DESCRIPTION OF THE TASK
Could you find each line of the data below that contains the word "findet" and copy those lines?

Dataset excerpts

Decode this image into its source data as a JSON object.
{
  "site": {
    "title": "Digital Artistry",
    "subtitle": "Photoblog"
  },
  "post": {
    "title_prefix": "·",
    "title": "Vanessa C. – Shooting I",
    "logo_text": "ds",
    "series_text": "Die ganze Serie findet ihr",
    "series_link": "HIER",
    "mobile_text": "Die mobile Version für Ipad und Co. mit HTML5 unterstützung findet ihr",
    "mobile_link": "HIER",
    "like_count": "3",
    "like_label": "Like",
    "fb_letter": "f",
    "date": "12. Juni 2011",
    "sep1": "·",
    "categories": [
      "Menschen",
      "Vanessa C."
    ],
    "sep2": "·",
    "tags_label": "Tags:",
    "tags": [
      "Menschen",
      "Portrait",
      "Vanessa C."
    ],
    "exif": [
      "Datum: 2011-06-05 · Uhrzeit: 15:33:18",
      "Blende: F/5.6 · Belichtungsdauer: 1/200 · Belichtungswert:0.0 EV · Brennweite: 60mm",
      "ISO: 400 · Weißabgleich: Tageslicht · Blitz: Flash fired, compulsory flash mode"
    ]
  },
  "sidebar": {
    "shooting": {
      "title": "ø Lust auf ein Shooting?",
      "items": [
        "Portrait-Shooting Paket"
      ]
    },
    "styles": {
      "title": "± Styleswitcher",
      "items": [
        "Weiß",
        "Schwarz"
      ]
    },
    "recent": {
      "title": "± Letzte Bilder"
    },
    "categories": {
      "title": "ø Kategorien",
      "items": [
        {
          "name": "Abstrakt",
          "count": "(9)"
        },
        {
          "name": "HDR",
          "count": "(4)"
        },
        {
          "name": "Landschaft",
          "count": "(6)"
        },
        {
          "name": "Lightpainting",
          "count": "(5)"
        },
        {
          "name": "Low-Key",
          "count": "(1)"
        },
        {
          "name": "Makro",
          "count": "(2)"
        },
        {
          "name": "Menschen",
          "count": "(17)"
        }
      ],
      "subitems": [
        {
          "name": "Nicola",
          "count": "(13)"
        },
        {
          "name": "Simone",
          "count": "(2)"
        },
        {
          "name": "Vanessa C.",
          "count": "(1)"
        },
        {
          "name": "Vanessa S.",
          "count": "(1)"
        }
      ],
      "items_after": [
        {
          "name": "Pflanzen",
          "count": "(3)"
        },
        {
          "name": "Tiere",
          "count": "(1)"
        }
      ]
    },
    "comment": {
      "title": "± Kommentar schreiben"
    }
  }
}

RESULT OF THE EXERCISE
    "series_text": "Die ganze Serie findet ihr",
    "mobile_text": "Die mobile Version für Ipad und Co. mit HTML5 unterstützung findet ihr",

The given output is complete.